Tuesday, March 24, 2015

Excellent article on why stating Learning Objectives might not be the best thing.

While going through the Quality Matters training it always seemed a bit odd to share the learning objectives with students right away. From the design side they are absolutely necessary, from a student engagement perspective they always seemed dull. This article by Donald Clark verbalizes what I was having issues with. Definitely makes me rethink reviewing outcomes on the first day of class.

Spring Break! Beer, sun, and crazy parties!... I mean prepping courses, and catching up on friends.

So that whole promise of regular updates was not fulfilled, at all. Not even an epsilon's worth. Sorry about that. I'm good at lists though, so let's write some of those.

Courses for Spring Term 2015

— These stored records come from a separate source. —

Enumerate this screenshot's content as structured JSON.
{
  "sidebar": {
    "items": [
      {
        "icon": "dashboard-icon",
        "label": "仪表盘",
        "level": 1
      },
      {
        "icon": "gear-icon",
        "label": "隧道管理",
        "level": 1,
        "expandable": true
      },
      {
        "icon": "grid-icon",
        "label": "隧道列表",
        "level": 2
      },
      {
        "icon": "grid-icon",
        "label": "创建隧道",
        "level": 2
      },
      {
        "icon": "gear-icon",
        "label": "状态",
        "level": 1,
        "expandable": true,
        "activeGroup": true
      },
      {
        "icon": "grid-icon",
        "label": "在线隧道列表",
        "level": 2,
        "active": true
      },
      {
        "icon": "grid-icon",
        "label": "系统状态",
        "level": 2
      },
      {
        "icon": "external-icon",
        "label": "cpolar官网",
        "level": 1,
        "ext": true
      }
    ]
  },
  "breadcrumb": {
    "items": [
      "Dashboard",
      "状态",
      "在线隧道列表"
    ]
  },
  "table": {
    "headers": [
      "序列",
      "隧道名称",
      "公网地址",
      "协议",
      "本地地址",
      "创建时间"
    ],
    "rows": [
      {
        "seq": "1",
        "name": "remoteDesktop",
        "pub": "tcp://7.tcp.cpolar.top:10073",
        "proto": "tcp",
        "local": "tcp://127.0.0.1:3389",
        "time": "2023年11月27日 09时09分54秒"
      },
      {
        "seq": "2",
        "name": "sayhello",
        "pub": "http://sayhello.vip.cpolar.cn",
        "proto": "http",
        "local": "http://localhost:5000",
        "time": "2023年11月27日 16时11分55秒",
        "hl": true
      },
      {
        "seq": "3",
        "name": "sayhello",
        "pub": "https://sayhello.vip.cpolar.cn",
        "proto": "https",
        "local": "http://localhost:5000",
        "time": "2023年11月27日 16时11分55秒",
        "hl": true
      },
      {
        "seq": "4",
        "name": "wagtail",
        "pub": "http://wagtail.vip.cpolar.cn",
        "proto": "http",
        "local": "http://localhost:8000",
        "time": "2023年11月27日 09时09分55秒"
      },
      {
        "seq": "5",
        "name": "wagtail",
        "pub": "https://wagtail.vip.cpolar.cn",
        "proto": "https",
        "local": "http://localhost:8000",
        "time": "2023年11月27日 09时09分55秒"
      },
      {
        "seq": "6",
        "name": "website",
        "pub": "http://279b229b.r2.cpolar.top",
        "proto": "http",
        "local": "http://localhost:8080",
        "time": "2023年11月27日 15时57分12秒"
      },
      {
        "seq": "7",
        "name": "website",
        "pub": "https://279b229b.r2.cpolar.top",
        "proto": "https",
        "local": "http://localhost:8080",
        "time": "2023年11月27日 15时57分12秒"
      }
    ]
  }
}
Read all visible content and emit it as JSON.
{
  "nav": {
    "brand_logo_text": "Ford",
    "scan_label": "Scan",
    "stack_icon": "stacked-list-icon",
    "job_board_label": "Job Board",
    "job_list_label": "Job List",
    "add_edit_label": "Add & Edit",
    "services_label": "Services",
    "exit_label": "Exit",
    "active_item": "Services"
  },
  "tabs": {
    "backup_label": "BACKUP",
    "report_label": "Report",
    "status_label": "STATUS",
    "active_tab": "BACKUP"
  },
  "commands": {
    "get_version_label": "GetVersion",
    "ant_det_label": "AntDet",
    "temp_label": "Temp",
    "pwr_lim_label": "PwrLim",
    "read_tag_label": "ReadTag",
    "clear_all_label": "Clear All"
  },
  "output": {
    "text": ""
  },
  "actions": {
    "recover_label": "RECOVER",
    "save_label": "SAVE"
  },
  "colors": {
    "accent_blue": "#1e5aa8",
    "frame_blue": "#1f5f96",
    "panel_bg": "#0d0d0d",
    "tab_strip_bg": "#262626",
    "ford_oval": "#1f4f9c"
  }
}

  • Contemporary Mathematics - This is a new course and is part of a state-wide effort to offer an alternate pathway for non-STEM students the demphasizes algebra. It is the first time the course has been run, and we are using co-teaching to ensure there are enough hands available for the first run through. I hope to post more about this course and provide some context on the state and national levels as well.
  • College Algebra - Fifth time I have taught this course, fairly straightforward at this point. However I do want to include more demonstrations of what I expect them to do each week. 
  • Calculus III - Very excited about this course. I taught it last year for the first time and am looking forward to getting back into it. I would like to include daily quizzes, but I am unsure if I can make that happen this term. I need to balance my time with remember most of what is in...
  • Statistics II - This will be the first time I have taught this course, and frankly, I'm pretty rusty on hypothesis testing. I used it when I took the course, touched on some of the ideas in Real Analysis, but other than than, not so much. If you have any suggestions feel free to share below!
Things I Tried Last Term
  • Post Exam Reflection Prompts - I had students complete reflection prompts after they completed their second test, and for the most part it did not have the desired effect. Most of their writing was about the course structure, me, and how difficult the material was. My intent was for students to reflect on their performance, how they prepared, and what they want to do differently for the next exam. I have used these prompts in the past for final exams, which seemed to have the desired effect.
  • Talk about National Adjunct Walkout Day - While I did not actually walkout, I did talk to students about adjuncts, how they are compensated, and how it affects each student's education. It was a difficult discussion for me to have, but I think it educated students on this important topic. The majority of students had no idea what I was talking about, and for the most part we had a good discussion about who is at the front of their classes. I am thinking of having a short discussion about adjuncts half-way through each course to raise awareness and inform students of what happens at their institutions.
  • Using Subjective Measures for Grading - There were a few students this term that were borderline passing. This term I decided to look at their previous exams and really assess what mistakes they made. If they did not understand the basic concepts of the course I did not modify their grade. If it was clear that they understood the majority of the course material, I made an informed decision to modify their grade. Grades should reflect understanding, but purely numeric assessment would ignore my role as the instructor of the course. 
Recently Completed Projects
  • Manuscript edit for a Geometry workbook - This was to align a text to the TEKS/TAKS. Fairly straightforward project, but had to negotiate the initial terms a bit more than I expected.
  • Exam development for Pre-Calculus - Excellent project. Wrote a few exam questions, worked in telecommuting teams to review exam questions, and made a final 'difficulty' assessment.  
Projects on the Back Burner
  • Video series on a specific math applications. 
  • K-12 Teacher lesson prep materials.
  • Developing this blog.
Questions? Comments? Suggestions? Want to tell me how full of it I am? Write below!